On Saturday, Sudanese President Omar al-Bashir reiterated his opposition to allowing U.N. peacekeepers in Darfur.
The U.N. wants to send 20,000 U.N. troops to Darfur to replace an ill-equipped and understaffed African Union force that has not been able to quell the violence. More than 200,000 people have died and 2.5 million have been displaced since rebel groups rose up against the Khartoum government in early 2003.
Sudan "will never be the first African country to allow re-colonization of the continent to begin on its soil," al-Bashir said in the capital of neighboring Eritrea, Asmara, where the peace deal was signed. "But we are for a United Nations role that would provide logistical and material assistance to the African Union to carry out its role."
Al-Bashir and First Vice President Salva Kiir had traveled Eritrea to sign the deal with leaders of the Eastern Rebel Front under supervision of Eritrea's government.

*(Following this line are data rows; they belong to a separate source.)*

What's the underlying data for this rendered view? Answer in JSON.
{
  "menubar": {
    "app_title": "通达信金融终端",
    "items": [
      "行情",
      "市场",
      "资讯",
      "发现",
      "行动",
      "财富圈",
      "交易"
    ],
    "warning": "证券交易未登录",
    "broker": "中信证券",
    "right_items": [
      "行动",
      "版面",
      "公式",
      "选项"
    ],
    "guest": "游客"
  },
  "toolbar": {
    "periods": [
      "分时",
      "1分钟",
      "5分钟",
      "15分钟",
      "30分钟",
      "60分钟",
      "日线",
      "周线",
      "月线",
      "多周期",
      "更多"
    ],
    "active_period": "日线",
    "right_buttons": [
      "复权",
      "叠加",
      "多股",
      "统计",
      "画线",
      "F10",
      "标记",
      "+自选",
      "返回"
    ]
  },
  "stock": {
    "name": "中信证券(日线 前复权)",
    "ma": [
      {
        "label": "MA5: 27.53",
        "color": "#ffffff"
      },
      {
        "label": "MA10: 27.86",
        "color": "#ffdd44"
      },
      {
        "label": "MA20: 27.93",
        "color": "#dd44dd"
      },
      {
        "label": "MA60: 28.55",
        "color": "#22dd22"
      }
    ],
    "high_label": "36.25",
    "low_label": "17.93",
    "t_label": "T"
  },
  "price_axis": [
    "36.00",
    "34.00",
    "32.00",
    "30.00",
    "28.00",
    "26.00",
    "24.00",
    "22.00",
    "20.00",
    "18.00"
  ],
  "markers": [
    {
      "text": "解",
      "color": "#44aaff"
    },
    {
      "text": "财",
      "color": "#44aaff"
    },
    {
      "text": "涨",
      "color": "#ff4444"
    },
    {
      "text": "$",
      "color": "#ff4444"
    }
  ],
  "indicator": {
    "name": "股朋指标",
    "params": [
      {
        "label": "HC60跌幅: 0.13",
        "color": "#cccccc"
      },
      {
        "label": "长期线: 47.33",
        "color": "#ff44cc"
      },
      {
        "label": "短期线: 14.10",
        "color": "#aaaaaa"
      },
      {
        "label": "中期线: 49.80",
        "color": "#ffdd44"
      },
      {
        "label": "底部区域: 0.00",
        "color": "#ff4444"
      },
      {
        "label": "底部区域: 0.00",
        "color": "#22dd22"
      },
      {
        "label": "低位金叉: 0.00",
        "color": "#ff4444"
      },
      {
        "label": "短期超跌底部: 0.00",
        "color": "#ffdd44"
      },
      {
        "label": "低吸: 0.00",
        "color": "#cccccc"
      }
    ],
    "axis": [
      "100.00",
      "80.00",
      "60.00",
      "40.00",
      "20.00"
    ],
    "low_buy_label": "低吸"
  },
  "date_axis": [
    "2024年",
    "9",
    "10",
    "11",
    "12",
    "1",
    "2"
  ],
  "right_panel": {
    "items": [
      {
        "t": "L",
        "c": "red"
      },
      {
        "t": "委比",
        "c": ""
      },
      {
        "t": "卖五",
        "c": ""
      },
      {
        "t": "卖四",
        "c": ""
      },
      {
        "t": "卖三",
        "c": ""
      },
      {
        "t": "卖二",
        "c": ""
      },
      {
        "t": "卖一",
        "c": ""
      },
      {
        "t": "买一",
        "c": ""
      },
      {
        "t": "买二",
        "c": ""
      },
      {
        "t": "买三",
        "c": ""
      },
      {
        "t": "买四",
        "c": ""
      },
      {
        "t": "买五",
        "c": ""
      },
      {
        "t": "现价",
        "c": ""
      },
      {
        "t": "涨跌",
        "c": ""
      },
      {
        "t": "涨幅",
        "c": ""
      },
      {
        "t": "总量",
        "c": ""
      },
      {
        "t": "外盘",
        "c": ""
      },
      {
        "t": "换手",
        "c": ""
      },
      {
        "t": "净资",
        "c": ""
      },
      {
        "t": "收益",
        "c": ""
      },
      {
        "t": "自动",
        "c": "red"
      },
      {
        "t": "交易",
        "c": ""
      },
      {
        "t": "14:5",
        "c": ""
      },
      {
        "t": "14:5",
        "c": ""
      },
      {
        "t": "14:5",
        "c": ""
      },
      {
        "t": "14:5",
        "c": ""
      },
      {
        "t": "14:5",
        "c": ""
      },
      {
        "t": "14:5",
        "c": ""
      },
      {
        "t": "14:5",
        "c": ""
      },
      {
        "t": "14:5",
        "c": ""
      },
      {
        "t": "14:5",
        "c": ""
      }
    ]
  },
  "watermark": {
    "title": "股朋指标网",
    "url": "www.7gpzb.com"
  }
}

Al-Bashir promised Saturday that all the money that was being spent on war will be paid for development.
The final peace deal was set to call for a cease-fire, the lifting of a state of emergency in Sudan's east and the deployment of Sudanese forces to the region, according to the official Sudanese news agency, SUNA.
Some $600 million also would be allocated to health and water programs in the area over the next five years, SUNA reported.
The Eastern Rebel Front has claimed responsibility for a number of attacks on Sudan's infrastructure, including an oil pipeline, and has ambushed cargo convoys and passenger buses. It also has threatened a vital road linking Khartoum with the country's main seaport on the Red Sea in eastern Sudan.
Some Darfur rebels also have fought in the east, and Eritrea has a history of supporting both the eastern and western Darfurian rebels.